In 2013, his best finish in a major was a tie for 32nd at The Open Championship, and he was never in the conversation at the Masters last month, where he tied for 31st. He also was in an 0-of-29 slump for tournament victories, dating back to winning the Nedbank Golf Challenge in South Africa late in 2012.
Yes, he delivered the winning point for Europe in the 2012 Ryder Cup, but lately, he was mostly known as a once-sizzling player who was seldom to be feared since he decided to retool his swing.
But Kaymer no longer can be discounted after his one-shot victory over Jim Furyk at The Players, where the sport's biggest purse of $10 million has earned it many references as golf’s fifth major.
|Martin Kaymer||63||2014||1st Rd.|
|Roberto Castro||63||2013||1st Rd.|
|Greg Norman||63||1994||1st Rd.|
|Fred Couples||63||1992||3rd Rd.|
But his hefty payday nearly slipped away when the 90-minute delay took an apparent toll on his nerves. Kaymer held a three-stroke lead when the skies above Ponte Vedra Beach in Florida began to rumble.
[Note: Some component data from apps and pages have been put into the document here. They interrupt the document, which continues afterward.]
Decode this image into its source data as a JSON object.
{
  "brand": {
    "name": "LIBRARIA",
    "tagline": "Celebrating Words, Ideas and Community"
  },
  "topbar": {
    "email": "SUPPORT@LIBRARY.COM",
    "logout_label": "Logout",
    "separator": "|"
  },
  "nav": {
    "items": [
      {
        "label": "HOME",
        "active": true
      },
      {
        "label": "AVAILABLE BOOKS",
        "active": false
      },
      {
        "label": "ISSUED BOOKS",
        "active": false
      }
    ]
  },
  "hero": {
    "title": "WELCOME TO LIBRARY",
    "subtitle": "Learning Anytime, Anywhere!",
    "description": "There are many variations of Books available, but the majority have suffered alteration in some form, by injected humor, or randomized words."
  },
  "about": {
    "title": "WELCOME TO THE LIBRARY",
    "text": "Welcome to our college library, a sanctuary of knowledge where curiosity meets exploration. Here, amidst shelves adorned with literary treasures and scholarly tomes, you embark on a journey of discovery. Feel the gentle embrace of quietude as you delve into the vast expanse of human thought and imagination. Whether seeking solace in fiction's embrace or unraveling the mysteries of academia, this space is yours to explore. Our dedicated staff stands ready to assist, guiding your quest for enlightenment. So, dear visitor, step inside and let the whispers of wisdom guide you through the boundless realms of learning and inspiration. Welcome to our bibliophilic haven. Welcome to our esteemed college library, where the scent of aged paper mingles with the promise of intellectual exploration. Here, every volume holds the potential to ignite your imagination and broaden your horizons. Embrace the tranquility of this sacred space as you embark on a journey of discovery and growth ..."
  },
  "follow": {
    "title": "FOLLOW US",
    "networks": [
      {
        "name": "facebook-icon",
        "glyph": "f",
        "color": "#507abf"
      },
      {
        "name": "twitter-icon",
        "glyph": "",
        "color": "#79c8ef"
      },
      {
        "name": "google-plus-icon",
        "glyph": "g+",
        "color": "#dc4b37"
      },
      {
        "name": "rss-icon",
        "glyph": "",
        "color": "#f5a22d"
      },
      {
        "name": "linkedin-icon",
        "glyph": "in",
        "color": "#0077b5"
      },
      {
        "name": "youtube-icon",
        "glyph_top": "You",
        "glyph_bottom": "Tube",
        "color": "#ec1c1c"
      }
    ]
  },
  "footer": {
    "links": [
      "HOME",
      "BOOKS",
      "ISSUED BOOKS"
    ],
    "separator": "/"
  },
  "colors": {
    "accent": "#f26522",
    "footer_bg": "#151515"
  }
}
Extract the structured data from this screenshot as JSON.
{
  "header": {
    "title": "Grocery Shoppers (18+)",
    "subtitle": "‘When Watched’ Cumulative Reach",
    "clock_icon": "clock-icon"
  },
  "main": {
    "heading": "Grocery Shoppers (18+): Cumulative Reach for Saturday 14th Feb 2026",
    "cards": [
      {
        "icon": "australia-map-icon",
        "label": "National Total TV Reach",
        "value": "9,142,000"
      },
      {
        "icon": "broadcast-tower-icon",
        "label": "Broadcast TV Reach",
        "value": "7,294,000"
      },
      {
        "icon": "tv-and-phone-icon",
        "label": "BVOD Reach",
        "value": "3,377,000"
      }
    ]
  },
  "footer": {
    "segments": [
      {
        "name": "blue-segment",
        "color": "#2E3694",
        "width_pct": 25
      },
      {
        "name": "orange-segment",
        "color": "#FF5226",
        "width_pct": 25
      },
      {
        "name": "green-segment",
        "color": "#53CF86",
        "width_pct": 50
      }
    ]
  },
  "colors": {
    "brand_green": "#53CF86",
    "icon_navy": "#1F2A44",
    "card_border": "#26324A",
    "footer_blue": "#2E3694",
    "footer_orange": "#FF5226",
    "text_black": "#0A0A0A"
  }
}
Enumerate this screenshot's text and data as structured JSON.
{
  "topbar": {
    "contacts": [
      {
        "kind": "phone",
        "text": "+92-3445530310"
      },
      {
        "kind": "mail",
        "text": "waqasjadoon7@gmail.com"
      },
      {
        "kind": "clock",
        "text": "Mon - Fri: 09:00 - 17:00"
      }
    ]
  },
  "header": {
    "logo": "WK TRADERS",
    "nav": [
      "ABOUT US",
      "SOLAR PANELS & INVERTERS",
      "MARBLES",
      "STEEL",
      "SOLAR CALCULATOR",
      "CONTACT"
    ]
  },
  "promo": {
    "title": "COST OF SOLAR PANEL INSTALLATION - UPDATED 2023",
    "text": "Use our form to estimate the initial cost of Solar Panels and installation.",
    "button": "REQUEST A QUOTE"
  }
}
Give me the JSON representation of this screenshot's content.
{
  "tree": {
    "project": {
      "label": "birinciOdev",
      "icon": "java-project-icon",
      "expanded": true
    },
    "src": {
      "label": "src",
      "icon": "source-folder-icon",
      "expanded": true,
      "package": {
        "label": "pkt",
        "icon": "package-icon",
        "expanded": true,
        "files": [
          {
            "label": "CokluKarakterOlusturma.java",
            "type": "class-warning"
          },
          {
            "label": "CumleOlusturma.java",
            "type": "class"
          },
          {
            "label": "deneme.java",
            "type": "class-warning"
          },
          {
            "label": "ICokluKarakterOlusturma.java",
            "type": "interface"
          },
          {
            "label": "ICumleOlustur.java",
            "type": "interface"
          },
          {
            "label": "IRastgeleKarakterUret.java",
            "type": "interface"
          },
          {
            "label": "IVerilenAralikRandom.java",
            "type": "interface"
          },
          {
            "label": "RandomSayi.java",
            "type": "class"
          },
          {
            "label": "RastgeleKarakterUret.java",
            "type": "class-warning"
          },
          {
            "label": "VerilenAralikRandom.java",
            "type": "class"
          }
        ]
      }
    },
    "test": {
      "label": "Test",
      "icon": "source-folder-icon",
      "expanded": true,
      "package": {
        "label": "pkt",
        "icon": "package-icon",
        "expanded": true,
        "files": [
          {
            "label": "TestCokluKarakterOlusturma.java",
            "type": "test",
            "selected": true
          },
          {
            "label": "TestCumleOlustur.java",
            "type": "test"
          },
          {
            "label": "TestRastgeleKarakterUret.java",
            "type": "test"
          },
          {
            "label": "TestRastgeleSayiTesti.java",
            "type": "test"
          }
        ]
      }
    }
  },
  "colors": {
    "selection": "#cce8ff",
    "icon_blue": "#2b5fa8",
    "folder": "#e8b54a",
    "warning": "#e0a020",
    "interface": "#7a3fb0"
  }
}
Up to that point, he had seemed in near-total control. The anticipated duel with Jordan Spieth quickly dissolved when the 20-year-old Texan bogeyed three out of six holes, and Kaymer seemed like he was back home, breezing down the Autobahn on cruise control.
But 90 minutes is more than enough time for idle thoughts to mess with a golfer’s mind. And 90 minutes of wet weather can toy with any golfer’s precision.
So when play resumed, the lightning was gone, but rain was still falling. It was twilight, and unless Kaymer could get the job in about an hour, he’d have to come back Monday. That presented a dilemma. He needed to play fast but also take the time to figure out how the weather had changed the speed of the greens.
With all of that going on, his tee shot on No. 15 naturally veered into the woods. From there, an overly aggressive approach shot from behind a tree set up a double bogey that didn’t involve any of the infamous water hazards at TPC Sawgrass.
As Johnny Miller said while providing analysis on NBC: “That’s the last hole on the course where I would have thought he’d get a double bogey.”
Kaymer had foreshadowed the very problems that awaited him while somewhat surprisingly agreeing to an NBC interview during the delay.
“It was a little sad that we had to stop,” Kaymer told NBC. “I had a really nice round going.”
As for his lead, Kaymer added that, “A three-shot lead is not plenty, especially when we have to face Nos. 16, 17 and 18.”
The Players’ closing holes nearly ate Kaymer alive.
On the par-five No. 16, his approach shot left him 28 feet off the green, but he took out the putter rather than risk a pitch shot. Miller stopped just short of telling his NBC audience that Kaymer was nuts. Miller didn’t have to when the shot came up way short, and the German had to settle for par on the course’s easiest hole, where seven eagles were made during the tournament.
Then, on the 17th, Kaymer’s implosion seemed certain. His tee shot on the “island hole” barely reached land and came within inches of going into the water when it kicked violently left. Stuck on the collar of the fringe, Kaymer needed to get up and down from 65 feet away or else drop into a tie with Furyk, who was in the clubhouse.
But his feeble chip from thick grass left him with nearly a 30-foot putt. The way Kaymer was playing, and with the rain still splattering, there was no way that putt was going in. But it did.
And if it hadn’t, Kaymer would have had all night to replay his mistakes before returning to TPC Sawgrass for a three-hole playoff.
“It’s always very difficult to come back after a little break,” Kaymer told NBC after he clinched his championship with a par on 18. “You’re really disappointed when they call it ... and then you’re a little cold.”
But in the end, Kaymer stayed just hot enough.
In doing so, he has also made the trek back from that "little break" from when he was ranked No. 1 in the world. Having been to the top once, there's no reason to think he cannot find that path a second time.